***** Given information

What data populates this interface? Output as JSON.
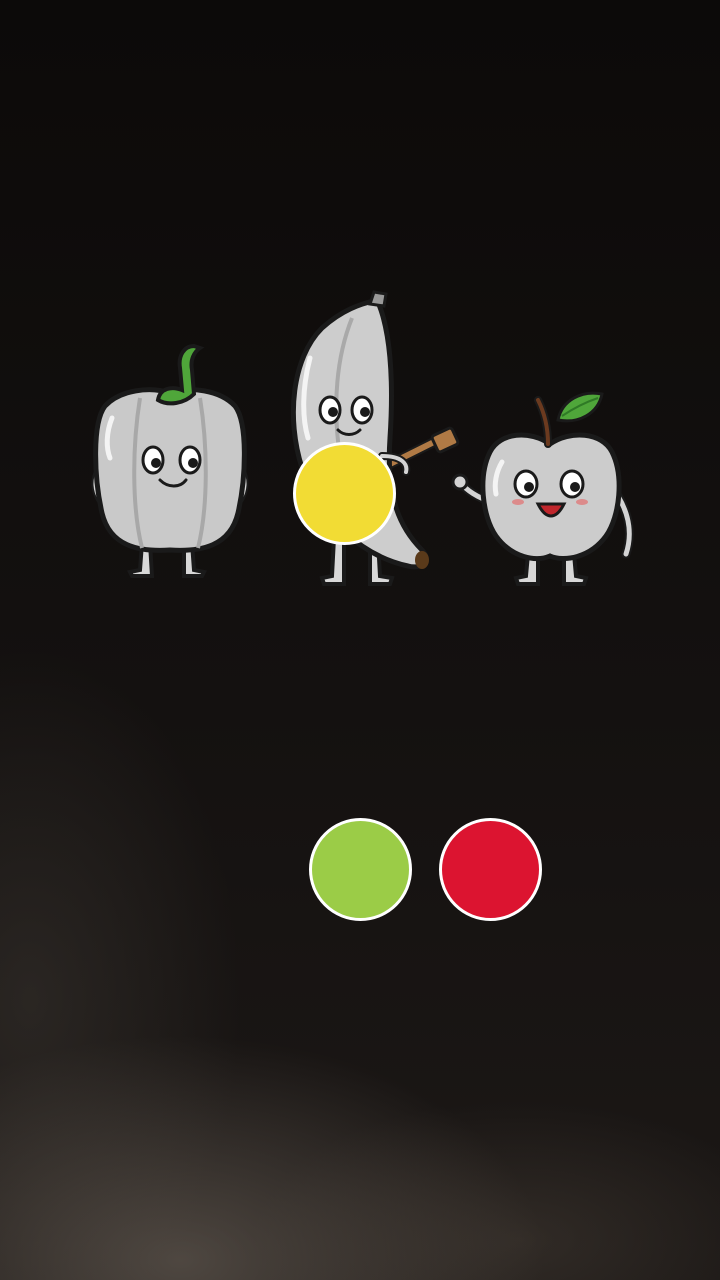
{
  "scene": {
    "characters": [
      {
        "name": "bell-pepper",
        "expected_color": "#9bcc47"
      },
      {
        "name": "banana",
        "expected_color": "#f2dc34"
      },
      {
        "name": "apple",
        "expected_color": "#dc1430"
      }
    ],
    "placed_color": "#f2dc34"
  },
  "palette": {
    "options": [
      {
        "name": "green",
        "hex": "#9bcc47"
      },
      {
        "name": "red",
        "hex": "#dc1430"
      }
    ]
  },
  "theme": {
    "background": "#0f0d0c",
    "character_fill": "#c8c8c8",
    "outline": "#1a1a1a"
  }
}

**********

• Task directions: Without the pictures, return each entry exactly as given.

• Reply to the exercise:
What data populates this interface? Output as JSON.
{
  "scene": {
    "characters": [
      {
        "name": "bell-pepper",
        "expected_color": "#9bcc47"
      },
      {
        "name": "banana",
        "expected_color": "#f2dc34"
      },
      {
        "name": "apple",
        "expected_color": "#dc1430"
      }
    ],
    "placed_color": "#f2dc34"
  },
  "palette": {
    "options": [
      {
        "name": "green",
        "hex": "#9bcc47"
      },
      {
        "name": "red",
        "hex": "#dc1430"
      }
    ]
  },
  "theme": {
    "background": "#0f0d0c",
    "character_fill": "#c8c8c8",
    "outline": "#1a1a1a"
  }
}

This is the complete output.